Myanmar and Germany signed a Memorandum of Understanding (MoU) to conserve the cultural heritage of Bagan in northern Mandalay region according to the Global New Light of Myanmar, state-owned media.

According to a Memorandum of Understanding (MoU) signed, Germany will provide technical aid to conduct a project of conserving the Nanpaya Temple, one of the 389 pagodas destroyed following a 6.8-magnitude earthquake on August 24 in 2016.

The temple is adjacent to the Manuha Temple and was built by captive King of Thaton Kingdom King Manuha. It was built using mud mortar, stone, and brick, and was used as the residence of Manuha. The temple contains intricate carvings of Brahma, and also contains depictions of other Hindu gods. Also, because Manuha was a Mon, there are many figures and symbols of the Mon within the temple, including hinthas. Manuha Temple is one of the oldest temples in the Bagan cultural zone.

A training program for maintaining and preserving murals in the Narathihapate Pagoda will also be carried out, the MoU said. The repair work will begin in January 2018 with the use of German technology, an official of the Department of Archaeology and National Museum was quoted as saying.

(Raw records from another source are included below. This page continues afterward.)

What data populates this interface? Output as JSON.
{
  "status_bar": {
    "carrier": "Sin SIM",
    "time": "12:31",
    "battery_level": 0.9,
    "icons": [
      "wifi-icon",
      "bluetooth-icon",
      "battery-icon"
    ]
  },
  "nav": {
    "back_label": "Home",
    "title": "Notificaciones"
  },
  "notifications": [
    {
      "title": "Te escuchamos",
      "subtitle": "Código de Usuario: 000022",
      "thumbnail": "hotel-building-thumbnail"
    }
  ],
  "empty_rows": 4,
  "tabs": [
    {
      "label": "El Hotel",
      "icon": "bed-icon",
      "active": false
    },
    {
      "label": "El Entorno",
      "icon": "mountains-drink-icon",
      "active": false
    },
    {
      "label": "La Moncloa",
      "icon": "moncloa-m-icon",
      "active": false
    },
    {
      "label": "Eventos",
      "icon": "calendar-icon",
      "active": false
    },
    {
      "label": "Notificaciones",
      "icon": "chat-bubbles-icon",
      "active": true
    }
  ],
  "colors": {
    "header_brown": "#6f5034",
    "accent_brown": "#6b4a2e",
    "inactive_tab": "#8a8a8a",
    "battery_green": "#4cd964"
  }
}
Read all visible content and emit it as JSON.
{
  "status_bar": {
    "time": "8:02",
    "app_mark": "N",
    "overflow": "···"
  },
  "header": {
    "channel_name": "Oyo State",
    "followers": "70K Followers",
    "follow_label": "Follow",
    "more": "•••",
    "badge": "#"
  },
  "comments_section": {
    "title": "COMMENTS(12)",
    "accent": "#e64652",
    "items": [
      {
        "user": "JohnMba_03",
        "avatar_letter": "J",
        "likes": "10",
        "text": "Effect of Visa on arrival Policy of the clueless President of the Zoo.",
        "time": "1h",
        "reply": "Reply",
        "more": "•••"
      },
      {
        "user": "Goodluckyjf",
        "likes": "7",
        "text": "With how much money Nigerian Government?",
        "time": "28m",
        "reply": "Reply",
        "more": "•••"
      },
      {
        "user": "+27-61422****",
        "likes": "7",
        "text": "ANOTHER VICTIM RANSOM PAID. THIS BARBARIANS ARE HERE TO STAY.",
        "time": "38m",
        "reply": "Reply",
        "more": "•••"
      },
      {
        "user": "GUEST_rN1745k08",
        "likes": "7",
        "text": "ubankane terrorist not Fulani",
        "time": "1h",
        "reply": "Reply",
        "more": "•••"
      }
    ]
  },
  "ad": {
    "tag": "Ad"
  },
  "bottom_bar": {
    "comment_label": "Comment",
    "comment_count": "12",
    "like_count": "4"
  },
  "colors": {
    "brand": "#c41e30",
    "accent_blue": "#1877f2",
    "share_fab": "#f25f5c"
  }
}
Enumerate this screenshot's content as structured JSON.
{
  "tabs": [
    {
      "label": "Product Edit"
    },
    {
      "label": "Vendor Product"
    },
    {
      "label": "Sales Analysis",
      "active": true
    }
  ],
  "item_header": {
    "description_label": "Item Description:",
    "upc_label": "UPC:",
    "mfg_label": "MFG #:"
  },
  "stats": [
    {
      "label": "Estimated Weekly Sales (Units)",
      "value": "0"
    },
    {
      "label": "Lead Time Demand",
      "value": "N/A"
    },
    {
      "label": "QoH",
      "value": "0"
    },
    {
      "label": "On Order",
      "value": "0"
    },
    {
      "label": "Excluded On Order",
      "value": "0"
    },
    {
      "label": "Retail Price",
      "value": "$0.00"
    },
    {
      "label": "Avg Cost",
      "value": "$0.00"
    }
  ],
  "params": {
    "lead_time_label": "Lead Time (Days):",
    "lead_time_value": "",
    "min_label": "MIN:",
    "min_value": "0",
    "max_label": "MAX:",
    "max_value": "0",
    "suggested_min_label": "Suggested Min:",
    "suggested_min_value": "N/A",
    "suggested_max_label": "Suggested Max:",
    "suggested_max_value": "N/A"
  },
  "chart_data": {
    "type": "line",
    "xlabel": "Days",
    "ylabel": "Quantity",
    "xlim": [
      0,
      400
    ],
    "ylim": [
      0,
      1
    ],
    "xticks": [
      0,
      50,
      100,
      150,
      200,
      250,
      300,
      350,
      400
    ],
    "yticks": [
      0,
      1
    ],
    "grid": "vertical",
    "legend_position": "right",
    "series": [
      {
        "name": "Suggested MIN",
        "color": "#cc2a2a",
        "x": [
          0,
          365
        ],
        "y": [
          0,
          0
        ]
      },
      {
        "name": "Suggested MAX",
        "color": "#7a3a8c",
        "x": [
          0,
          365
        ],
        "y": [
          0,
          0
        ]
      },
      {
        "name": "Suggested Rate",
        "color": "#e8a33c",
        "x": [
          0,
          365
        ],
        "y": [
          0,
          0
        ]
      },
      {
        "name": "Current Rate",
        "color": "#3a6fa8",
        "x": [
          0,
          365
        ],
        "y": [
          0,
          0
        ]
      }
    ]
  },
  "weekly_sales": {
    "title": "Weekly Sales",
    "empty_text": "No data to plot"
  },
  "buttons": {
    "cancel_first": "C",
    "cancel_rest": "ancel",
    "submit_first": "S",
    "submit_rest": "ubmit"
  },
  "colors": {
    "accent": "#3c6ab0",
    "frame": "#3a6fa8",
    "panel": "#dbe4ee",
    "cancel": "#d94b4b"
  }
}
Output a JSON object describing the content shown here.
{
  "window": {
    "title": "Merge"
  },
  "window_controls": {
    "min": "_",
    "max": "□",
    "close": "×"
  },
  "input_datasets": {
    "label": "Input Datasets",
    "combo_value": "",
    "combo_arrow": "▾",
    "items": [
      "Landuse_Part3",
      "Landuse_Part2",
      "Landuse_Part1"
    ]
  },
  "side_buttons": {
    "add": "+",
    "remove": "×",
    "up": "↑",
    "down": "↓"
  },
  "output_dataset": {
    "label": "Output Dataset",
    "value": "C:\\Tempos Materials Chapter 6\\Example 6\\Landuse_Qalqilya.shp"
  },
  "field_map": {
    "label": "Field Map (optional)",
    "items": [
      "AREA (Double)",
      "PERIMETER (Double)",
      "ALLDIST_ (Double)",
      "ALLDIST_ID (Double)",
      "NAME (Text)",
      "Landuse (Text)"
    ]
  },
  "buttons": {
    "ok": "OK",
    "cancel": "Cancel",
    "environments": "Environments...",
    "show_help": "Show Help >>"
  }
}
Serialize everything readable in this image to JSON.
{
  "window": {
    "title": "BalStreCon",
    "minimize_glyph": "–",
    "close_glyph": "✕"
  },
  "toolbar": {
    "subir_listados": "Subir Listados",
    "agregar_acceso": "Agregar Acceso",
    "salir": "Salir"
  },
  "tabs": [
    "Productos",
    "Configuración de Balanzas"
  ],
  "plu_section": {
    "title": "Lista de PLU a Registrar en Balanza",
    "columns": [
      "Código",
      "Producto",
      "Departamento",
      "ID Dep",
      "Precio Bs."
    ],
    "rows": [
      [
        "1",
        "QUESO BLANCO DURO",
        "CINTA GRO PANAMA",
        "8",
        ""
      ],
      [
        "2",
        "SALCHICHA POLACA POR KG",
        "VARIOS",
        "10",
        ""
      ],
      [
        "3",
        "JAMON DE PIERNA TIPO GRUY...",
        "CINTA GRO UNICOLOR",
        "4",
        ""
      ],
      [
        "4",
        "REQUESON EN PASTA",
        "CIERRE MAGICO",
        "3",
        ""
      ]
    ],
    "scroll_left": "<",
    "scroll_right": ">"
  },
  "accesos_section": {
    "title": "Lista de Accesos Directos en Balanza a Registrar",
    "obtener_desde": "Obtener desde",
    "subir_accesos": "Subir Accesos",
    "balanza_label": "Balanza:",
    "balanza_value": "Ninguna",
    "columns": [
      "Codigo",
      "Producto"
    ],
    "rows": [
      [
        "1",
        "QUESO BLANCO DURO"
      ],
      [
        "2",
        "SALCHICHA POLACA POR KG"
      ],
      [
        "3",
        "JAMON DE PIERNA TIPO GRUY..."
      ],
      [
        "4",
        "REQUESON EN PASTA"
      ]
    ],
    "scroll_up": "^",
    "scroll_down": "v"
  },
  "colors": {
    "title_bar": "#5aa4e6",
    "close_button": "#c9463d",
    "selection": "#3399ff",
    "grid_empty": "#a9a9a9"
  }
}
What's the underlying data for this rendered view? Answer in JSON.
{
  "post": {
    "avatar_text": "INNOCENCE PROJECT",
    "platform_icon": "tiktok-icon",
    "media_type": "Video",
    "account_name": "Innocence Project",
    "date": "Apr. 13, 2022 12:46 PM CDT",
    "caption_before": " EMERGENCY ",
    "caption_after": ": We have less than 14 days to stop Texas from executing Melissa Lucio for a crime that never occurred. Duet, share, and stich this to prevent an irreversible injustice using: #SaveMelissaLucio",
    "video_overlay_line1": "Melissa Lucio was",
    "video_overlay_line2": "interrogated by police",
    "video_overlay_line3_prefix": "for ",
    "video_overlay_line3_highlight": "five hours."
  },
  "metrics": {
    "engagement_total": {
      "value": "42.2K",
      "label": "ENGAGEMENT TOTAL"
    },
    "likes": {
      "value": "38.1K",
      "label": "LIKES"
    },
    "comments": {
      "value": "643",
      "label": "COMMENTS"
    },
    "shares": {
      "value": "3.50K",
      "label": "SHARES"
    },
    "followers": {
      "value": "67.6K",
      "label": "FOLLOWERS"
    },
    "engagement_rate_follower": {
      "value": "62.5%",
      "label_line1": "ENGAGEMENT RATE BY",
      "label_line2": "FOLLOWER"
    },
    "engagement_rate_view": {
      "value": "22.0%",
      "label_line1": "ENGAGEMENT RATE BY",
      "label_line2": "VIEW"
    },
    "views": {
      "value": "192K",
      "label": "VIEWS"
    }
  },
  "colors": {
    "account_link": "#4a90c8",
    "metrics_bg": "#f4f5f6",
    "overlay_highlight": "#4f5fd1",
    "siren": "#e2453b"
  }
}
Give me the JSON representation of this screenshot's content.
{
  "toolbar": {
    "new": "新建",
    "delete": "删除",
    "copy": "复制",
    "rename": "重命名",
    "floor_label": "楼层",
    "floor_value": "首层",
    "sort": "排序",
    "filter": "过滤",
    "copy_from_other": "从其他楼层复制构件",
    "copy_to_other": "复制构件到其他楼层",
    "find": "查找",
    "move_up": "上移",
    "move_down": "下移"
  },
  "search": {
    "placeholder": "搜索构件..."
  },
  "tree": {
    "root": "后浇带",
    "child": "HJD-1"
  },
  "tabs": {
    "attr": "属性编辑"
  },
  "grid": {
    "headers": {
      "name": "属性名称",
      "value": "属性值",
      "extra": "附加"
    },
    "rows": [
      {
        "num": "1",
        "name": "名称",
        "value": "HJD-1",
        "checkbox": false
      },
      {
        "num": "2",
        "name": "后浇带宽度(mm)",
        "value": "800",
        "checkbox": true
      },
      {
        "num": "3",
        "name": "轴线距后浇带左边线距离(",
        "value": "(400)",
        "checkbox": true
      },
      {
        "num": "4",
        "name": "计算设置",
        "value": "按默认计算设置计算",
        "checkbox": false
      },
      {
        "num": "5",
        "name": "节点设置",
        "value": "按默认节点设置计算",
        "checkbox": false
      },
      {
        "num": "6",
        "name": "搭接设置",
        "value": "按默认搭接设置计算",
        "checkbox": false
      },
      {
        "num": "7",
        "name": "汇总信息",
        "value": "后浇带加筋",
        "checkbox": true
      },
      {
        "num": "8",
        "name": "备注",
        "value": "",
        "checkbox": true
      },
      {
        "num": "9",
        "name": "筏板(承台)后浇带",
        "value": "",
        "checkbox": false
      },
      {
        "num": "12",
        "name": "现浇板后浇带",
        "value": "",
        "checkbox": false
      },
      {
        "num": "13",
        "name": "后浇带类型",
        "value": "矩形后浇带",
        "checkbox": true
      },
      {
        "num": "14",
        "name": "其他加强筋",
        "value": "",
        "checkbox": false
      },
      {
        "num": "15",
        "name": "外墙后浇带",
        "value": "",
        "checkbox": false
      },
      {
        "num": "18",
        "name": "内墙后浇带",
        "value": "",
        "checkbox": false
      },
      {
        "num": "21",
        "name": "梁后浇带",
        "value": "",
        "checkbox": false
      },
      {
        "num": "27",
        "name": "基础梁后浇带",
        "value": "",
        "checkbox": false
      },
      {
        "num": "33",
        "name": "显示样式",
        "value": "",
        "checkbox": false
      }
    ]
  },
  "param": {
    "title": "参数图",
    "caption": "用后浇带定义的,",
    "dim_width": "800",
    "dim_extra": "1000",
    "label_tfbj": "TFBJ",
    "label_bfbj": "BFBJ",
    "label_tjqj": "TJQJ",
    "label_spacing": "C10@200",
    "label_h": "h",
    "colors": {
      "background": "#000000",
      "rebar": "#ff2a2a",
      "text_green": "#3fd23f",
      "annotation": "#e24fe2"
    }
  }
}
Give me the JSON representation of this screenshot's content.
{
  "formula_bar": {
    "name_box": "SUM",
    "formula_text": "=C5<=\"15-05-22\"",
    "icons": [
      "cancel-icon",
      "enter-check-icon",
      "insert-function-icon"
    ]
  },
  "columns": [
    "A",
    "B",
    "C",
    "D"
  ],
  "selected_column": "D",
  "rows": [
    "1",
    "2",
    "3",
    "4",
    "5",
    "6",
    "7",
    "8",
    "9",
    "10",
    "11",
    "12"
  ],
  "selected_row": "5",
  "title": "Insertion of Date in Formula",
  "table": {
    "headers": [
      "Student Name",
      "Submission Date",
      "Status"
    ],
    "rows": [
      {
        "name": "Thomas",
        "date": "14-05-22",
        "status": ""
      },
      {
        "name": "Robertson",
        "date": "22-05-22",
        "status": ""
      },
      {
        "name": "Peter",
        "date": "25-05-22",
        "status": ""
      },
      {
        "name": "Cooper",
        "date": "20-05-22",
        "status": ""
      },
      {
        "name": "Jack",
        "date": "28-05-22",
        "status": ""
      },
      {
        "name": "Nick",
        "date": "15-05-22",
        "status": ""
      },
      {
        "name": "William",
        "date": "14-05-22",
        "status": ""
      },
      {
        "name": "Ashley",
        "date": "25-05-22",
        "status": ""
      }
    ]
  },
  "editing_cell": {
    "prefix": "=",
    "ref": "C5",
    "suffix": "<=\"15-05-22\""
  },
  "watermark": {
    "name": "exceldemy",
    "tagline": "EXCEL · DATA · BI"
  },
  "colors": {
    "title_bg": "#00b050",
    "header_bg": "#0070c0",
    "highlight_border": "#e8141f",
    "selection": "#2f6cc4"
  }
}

Meanwhile, Myanmar is striving for enlisting Bagan, lying in the central part of the country, as one of the world’s cultural heritages with thousands of religious edifices and pagodas. Cooperation is being made with intellectuals and technicians for the maintenance of Bagan.

Bagan is well-known for its rich history and culture. With over 3,000 Buddhist temples, monasteries, stupas and monuments compacted into one area, Bagan is a home for Buddhist architectures signifying the unique morals aborning interior walls of the religious edifices.